WHAT NEEDS TO BE DONE: In full and without changes, output the data.

INFORMATION SUPPLIED:
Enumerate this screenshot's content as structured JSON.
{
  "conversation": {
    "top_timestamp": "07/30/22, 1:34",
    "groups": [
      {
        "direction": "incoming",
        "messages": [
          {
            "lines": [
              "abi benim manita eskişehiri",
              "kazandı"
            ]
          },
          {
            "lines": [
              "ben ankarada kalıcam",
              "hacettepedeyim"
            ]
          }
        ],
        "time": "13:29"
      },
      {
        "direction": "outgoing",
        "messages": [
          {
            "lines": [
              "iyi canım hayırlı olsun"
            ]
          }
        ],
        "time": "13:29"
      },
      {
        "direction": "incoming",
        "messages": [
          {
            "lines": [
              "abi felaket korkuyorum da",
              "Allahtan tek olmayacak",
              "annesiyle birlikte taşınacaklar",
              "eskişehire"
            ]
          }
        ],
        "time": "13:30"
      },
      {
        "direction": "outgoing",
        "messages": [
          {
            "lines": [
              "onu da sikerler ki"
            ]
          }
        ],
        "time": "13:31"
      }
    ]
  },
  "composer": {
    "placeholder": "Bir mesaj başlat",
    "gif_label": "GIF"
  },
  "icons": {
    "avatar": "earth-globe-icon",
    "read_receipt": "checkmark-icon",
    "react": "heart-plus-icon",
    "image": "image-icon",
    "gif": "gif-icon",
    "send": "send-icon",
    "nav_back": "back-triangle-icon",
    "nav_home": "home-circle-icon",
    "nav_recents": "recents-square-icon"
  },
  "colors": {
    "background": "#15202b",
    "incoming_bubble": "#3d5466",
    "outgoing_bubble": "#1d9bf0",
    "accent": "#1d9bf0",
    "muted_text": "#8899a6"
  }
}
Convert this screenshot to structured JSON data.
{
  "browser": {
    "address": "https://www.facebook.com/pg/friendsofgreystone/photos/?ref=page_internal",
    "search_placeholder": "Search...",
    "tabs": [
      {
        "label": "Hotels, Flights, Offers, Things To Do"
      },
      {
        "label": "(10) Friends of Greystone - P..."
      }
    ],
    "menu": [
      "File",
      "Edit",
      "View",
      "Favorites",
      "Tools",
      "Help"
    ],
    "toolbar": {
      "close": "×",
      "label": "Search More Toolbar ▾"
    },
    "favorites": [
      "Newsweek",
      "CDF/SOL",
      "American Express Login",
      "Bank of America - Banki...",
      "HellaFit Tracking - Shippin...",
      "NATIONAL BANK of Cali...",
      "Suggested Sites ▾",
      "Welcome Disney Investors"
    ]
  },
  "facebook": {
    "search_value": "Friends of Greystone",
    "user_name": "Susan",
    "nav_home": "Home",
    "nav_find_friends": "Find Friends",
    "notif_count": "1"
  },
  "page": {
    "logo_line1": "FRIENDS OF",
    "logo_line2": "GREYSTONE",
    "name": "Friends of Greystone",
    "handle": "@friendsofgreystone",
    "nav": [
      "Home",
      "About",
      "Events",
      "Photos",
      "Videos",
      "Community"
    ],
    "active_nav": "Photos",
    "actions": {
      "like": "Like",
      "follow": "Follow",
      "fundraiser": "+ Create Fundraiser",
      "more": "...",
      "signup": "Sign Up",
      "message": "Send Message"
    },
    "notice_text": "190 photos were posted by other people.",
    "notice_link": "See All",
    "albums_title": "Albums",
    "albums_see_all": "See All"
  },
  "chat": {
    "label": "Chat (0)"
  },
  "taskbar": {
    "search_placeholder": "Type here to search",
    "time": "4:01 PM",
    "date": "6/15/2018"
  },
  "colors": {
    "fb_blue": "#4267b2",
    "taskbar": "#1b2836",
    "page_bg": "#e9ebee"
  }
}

SOLUTION TO THIS TASK:
Enumerate this screenshot's content as structured JSON.
{
  "conversation": {
    "top_timestamp": "07/30/22, 1:34",
    "groups": [
      {
        "direction": "incoming",
        "messages": [
          {
            "lines": [
              "abi benim manita eskişehiri",
              "kazandı"
            ]
          },
          {
            "lines": [
              "ben ankarada kalıcam",
              "hacettepedeyim"
            ]
          }
        ],
        "time": "13:29"
      },
      {
        "direction": "outgoing",
        "messages": [
          {
            "lines": [
              "iyi canım hayırlı olsun"
            ]
          }
        ],
        "time": "13:29"
      },
      {
        "direction": "incoming",
        "messages": [
          {
            "lines": [
              "abi felaket korkuyorum da",
              "Allahtan tek olmayacak",
              "annesiyle birlikte taşınacaklar",
              "eskişehire"
            ]
          }
        ],
        "time": "13:30"
      },
      {
        "direction": "outgoing",
        "messages": [
          {
            "lines": [
              "onu da sikerler ki"
            ]
          }
        ],
        "time": "13:31"
      }
    ]
  },
  "composer": {
    "placeholder": "Bir mesaj başlat",
    "gif_label": "GIF"
  },
  "icons": {
    "avatar": "earth-globe-icon",
    "read_receipt": "checkmark-icon",
    "react": "heart-plus-icon",
    "image": "image-icon",
    "gif": "gif-icon",
    "send": "send-icon",
    "nav_back": "back-triangle-icon",
    "nav_home": "home-circle-icon",
    "nav_recents": "recents-square-icon"
  },
  "colors": {
    "background": "#15202b",
    "incoming_bubble": "#3d5466",
    "outgoing_bubble": "#1d9bf0",
    "accent": "#1d9bf0",
    "muted_text": "#8899a6"
  }
}
Convert this screenshot to structured JSON data.
{
  "browser": {
    "address": "https://www.facebook.com/pg/friendsofgreystone/photos/?ref=page_internal",
    "search_placeholder": "Search...",
    "tabs": [
      {
        "label": "Hotels, Flights, Offers, Things To Do"
      },
      {
        "label": "(10) Friends of Greystone - P..."
      }
    ],
    "menu": [
      "File",
      "Edit",
      "View",
      "Favorites",
      "Tools",
      "Help"
    ],
    "toolbar": {
      "close": "×",
      "label": "Search More Toolbar ▾"
    },
    "favorites": [
      "Newsweek",
      "CDF/SOL",
      "American Express Login",
      "Bank of America - Banki...",
      "HellaFit Tracking - Shippin...",
      "NATIONAL BANK of Cali...",
      "Suggested Sites ▾",
      "Welcome Disney Investors"
    ]
  },
  "facebook": {
    "search_value": "Friends of Greystone",
    "user_name": "Susan",
    "nav_home": "Home",
    "nav_find_friends": "Find Friends",
    "notif_count": "1"
  },
  "page": {
    "logo_line1": "FRIENDS OF",
    "logo_line2": "GREYSTONE",
    "name": "Friends of Greystone",
    "handle": "@friendsofgreystone",
    "nav": [
      "Home",
      "About",
      "Events",
      "Photos",
      "Videos",
      "Community"
    ],
    "active_nav": "Photos",
    "actions": {
      "like": "Like",
      "follow": "Follow",
      "fundraiser": "+ Create Fundraiser",
      "more": "...",
      "signup": "Sign Up",
      "message": "Send Message"
    },
    "notice_text": "190 photos were posted by other people.",
    "notice_link": "See All",
    "albums_title": "Albums",
    "albums_see_all": "See All"
  },
  "chat": {
    "label": "Chat (0)"
  },
  "taskbar": {
    "search_placeholder": "Type here to search",
    "time": "4:01 PM",
    "date": "6/15/2018"
  },
  "colors": {
    "fb_blue": "#4267b2",
    "taskbar": "#1b2836",
    "page_bg": "#e9ebee"
  }
}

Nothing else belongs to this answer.